◆ THE PROBLEM
Work through the data and say how many lines contain "this". The number alone is the answer.

◆ RECORDS TO USE

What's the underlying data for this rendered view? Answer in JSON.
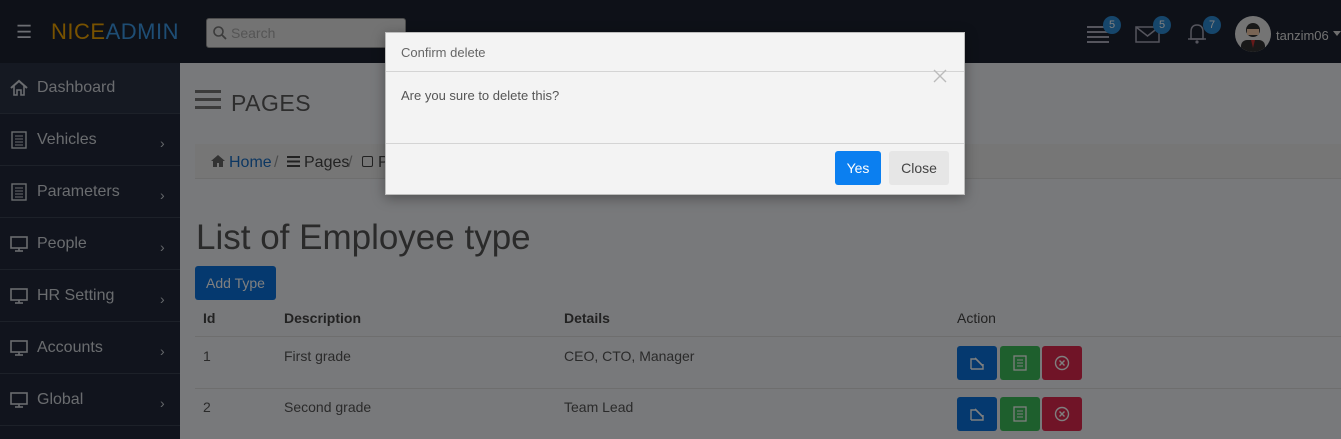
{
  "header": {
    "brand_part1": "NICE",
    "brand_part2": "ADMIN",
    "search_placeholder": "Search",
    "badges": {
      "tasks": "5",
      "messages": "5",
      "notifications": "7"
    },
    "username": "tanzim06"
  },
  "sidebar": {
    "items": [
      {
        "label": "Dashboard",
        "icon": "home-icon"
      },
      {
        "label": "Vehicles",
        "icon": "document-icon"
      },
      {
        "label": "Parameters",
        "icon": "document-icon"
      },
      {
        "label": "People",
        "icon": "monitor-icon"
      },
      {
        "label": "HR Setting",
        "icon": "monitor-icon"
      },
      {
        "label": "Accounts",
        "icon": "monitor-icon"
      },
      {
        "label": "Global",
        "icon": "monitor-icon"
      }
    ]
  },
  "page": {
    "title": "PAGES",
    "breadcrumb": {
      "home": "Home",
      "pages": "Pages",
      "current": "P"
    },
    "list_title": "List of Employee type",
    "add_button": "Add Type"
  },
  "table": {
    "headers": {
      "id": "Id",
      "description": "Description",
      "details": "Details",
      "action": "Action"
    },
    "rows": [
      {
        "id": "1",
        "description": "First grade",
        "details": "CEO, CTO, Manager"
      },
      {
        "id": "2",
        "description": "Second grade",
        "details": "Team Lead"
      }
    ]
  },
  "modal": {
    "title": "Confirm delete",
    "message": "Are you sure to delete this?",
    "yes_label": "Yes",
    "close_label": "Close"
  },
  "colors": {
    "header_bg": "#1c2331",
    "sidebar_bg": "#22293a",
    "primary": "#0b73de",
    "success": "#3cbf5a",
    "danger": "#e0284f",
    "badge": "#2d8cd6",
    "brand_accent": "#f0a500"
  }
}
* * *
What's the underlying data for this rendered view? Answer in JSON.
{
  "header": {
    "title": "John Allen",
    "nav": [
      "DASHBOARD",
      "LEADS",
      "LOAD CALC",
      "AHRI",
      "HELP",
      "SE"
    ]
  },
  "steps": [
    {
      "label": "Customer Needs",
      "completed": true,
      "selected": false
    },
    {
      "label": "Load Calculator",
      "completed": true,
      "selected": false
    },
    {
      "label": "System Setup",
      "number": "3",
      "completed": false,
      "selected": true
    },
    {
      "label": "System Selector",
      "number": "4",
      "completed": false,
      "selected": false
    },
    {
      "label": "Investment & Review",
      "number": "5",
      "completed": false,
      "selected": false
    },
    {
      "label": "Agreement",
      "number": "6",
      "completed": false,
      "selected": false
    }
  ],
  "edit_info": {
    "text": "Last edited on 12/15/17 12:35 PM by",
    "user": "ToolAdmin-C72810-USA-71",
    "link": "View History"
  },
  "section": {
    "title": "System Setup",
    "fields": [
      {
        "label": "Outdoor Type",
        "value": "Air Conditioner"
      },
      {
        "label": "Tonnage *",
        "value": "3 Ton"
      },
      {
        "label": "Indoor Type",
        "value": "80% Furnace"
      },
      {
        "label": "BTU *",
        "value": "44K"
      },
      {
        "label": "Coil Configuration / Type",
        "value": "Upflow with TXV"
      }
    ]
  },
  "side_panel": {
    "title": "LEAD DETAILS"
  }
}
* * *
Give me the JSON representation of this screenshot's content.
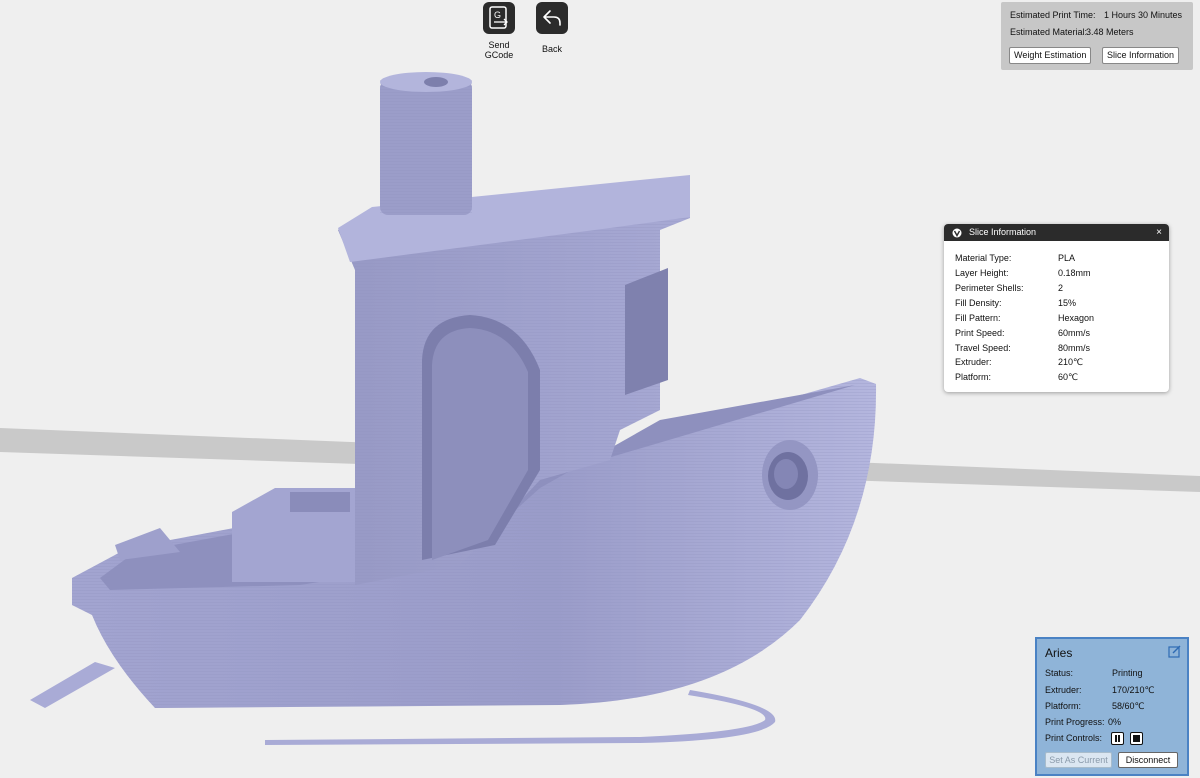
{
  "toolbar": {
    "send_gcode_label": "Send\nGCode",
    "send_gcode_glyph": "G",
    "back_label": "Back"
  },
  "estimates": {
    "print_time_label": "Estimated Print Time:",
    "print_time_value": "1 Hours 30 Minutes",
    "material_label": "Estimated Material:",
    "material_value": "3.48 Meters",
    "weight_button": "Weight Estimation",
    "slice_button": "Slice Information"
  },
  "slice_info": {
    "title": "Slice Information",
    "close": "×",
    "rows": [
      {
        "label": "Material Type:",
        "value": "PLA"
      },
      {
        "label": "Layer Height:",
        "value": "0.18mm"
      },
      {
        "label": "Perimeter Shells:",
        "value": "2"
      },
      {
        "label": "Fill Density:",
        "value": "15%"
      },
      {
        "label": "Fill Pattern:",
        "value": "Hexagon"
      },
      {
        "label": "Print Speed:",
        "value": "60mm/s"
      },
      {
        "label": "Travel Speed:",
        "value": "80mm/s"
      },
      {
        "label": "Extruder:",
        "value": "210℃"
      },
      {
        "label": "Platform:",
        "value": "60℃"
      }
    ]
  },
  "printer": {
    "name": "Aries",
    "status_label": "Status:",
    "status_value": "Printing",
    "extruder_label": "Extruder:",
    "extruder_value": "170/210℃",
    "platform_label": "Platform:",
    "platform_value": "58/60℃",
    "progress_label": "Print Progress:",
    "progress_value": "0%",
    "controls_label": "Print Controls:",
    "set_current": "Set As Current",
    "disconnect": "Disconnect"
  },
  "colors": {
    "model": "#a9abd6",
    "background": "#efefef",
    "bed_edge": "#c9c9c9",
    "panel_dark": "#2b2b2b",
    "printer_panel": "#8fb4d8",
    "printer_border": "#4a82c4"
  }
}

◆ ANSWER FOR THE TASK
4